Companies are finding financial success in diverse model sizes while companies that use thin models are treading water.
“Morry Brown, an analyst at Wedbush Securities, says that the use of models of non-typical sizes is boosting sales at a number of brands. Since Aerie, the millennial-friendly underwear label owned by American Eagle Outfitters AEO, began using unretouched, non-sample sized models such as Lawrence in 2014, sales have boomed: They grew by 20% in 2015, and by 21% in the third quarter of 2016. When H&M used Ashley Graham, arguably America’s most famous plus-size model, to front a campaign and walk a runway show in early 2016, the fast fashion label saw sales in the rise by 7% in the first half of that year. ‘Customers want a more democratic viewpoint,’ he says. ‘There’s an opportunity to get to customers that are underserved instead of marketing based on an idealized image.’
Meanwhile, some competitors associated with heavily Photoshopped, size zero models are struggling. Abercrombie & Fitch laid off 150 employees on Jan 25 and reported $13.64 million in operating income for the third quarter of 2016, down over 70% from a year ago.
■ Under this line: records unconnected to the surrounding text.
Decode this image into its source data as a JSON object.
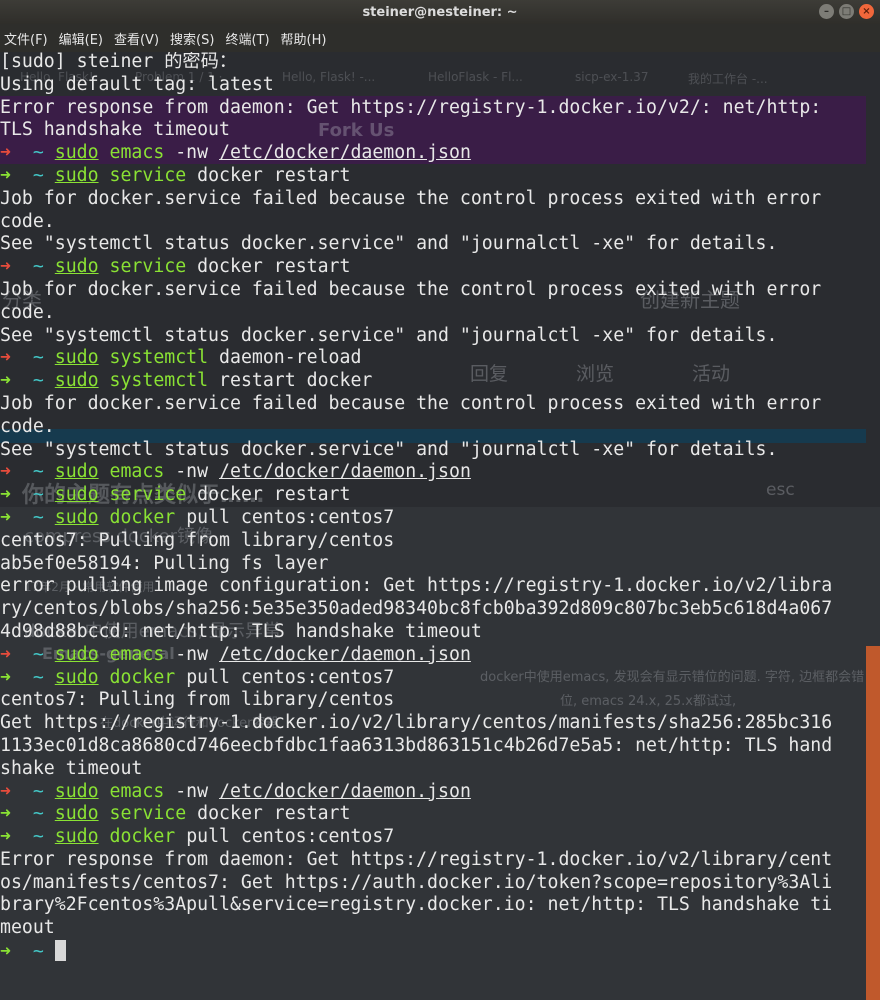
{
  "window": {
    "title": "steiner@nesteiner: ~"
  },
  "menu": [
    "文件(F)",
    "编辑(E)",
    "查看(V)",
    "搜索(S)",
    "终端(T)",
    "帮助(H)"
  ],
  "ghost_texts": {
    "tab1": "Hello, Flask!",
    "tab2": "Problem 1 / 1 ·",
    "tab3": "Hello, Flask! -...",
    "tab4": "HelloFlask - Fl...",
    "tab5": "sicp-ex-1.37",
    "tab6": "我的工作台 -...",
    "fork": "Fork Us",
    "new_topic": "创建新主题",
    "category": "分类",
    "reply": "回复",
    "browse": "浏览",
    "activity": "活动",
    "similar": "你的主题有点类似于……",
    "esc": "esc",
    "compress": "compress docker镜像",
    "item2": "docker中使用emacs, 显示异常",
    "meta": "17年2月 · 常用软件使用",
    "tag": "Emacs-general",
    "desc1": "docker中使用emacs, 发现会有显示错位的问题. 字符, 边框都会错",
    "desc2": "位, emacs 24.x, 25.x都试过,",
    "desc3": "在docker中运行和docker容器"
  },
  "terminal": {
    "lines": [
      {
        "type": "plain",
        "text": "[sudo] steiner 的密码："
      },
      {
        "type": "plain",
        "text": "Using default tag: latest"
      },
      {
        "type": "plain",
        "text": "Error response from daemon: Get https://registry-1.docker.io/v2/: net/http:"
      },
      {
        "type": "plain",
        "text": "TLS handshake timeout"
      },
      {
        "type": "prompt",
        "status": "error",
        "sudo": "sudo",
        "tool": "emacs",
        "args": "-nw",
        "path": "/etc/docker/daemon.json"
      },
      {
        "type": "prompt",
        "status": "ok",
        "sudo": "sudo",
        "tool": "service",
        "args": "docker restart",
        "path": ""
      },
      {
        "type": "plain",
        "text": "Job for docker.service failed because the control process exited with error"
      },
      {
        "type": "plain",
        "text": "code."
      },
      {
        "type": "plain",
        "text": "See \"systemctl status docker.service\" and \"journalctl -xe\" for details."
      },
      {
        "type": "prompt",
        "status": "error",
        "sudo": "sudo",
        "tool": "service",
        "args": "docker restart",
        "path": ""
      },
      {
        "type": "plain",
        "text": "Job for docker.service failed because the control process exited with error"
      },
      {
        "type": "plain",
        "text": "code."
      },
      {
        "type": "plain",
        "text": "See \"systemctl status docker.service\" and \"journalctl -xe\" for details."
      },
      {
        "type": "prompt",
        "status": "error",
        "sudo": "sudo",
        "tool": "systemctl",
        "args": "daemon-reload",
        "path": ""
      },
      {
        "type": "prompt",
        "status": "ok",
        "sudo": "sudo",
        "tool": "systemctl",
        "args": "restart docker",
        "path": ""
      },
      {
        "type": "plain",
        "text": "Job for docker.service failed because the control process exited with error"
      },
      {
        "type": "plain",
        "text": "code."
      },
      {
        "type": "plain",
        "text": "See \"systemctl status docker.service\" and \"journalctl -xe\" for details."
      },
      {
        "type": "prompt",
        "status": "error",
        "sudo": "sudo",
        "tool": "emacs",
        "args": "-nw",
        "path": "/etc/docker/daemon.json"
      },
      {
        "type": "prompt",
        "status": "ok",
        "sudo": "sudo",
        "tool": "service",
        "args": "docker restart",
        "path": ""
      },
      {
        "type": "prompt",
        "status": "ok",
        "sudo": "sudo",
        "tool": "docker",
        "args": "pull centos:centos7",
        "path": ""
      },
      {
        "type": "plain",
        "text": "centos7: Pulling from library/centos"
      },
      {
        "type": "plain",
        "text": "ab5ef0e58194: Pulling fs layer"
      },
      {
        "type": "plain",
        "text": "error pulling image configuration: Get https://registry-1.docker.io/v2/libra"
      },
      {
        "type": "plain",
        "text": "ry/centos/blobs/sha256:5e35e350aded98340bc8fcb0ba392d809c807bc3eb5c618d4a067"
      },
      {
        "type": "plain",
        "text": "4d98d88bccd: net/http: TLS handshake timeout"
      },
      {
        "type": "prompt",
        "status": "error",
        "sudo": "sudo",
        "tool": "emacs",
        "args": "-nw",
        "path": "/etc/docker/daemon.json"
      },
      {
        "type": "prompt",
        "status": "ok",
        "sudo": "sudo",
        "tool": "docker",
        "args": "pull centos:centos7",
        "path": ""
      },
      {
        "type": "plain",
        "text": "centos7: Pulling from library/centos"
      },
      {
        "type": "plain",
        "text": "Get https://registry-1.docker.io/v2/library/centos/manifests/sha256:285bc316"
      },
      {
        "type": "plain",
        "text": "1133ec01d8ca8680cd746eecbfdbc1faa6313bd863151c4b26d7e5a5: net/http: TLS hand"
      },
      {
        "type": "plain",
        "text": "shake timeout"
      },
      {
        "type": "prompt",
        "status": "error",
        "sudo": "sudo",
        "tool": "emacs",
        "args": "-nw",
        "path": "/etc/docker/daemon.json"
      },
      {
        "type": "prompt",
        "status": "ok",
        "sudo": "sudo",
        "tool": "service",
        "args": "docker restart",
        "path": ""
      },
      {
        "type": "prompt",
        "status": "ok",
        "sudo": "sudo",
        "tool": "docker",
        "args": "pull centos:centos7",
        "path": ""
      },
      {
        "type": "plain",
        "text": "Error response from daemon: Get https://registry-1.docker.io/v2/library/cent"
      },
      {
        "type": "plain",
        "text": "os/manifests/centos7: Get https://auth.docker.io/token?scope=repository%3Ali"
      },
      {
        "type": "plain",
        "text": "brary%2Fcentos%3Apull&service=registry.docker.io: net/http: TLS handshake ti"
      },
      {
        "type": "plain",
        "text": "meout"
      },
      {
        "type": "cursor",
        "status": "ok"
      }
    ]
  },
  "prompt": {
    "arrow": "➜",
    "cwd": "~"
  },
  "colors": {
    "error_arrow": "#e74c3c",
    "ok_arrow": "#8ae234",
    "cwd": "#43c8c8",
    "command": "#8ae234"
  }
}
Once-highflying American Apparel filed for bankruptcy a second time last November and recently sold its assets for $88 million.” [READ MORE]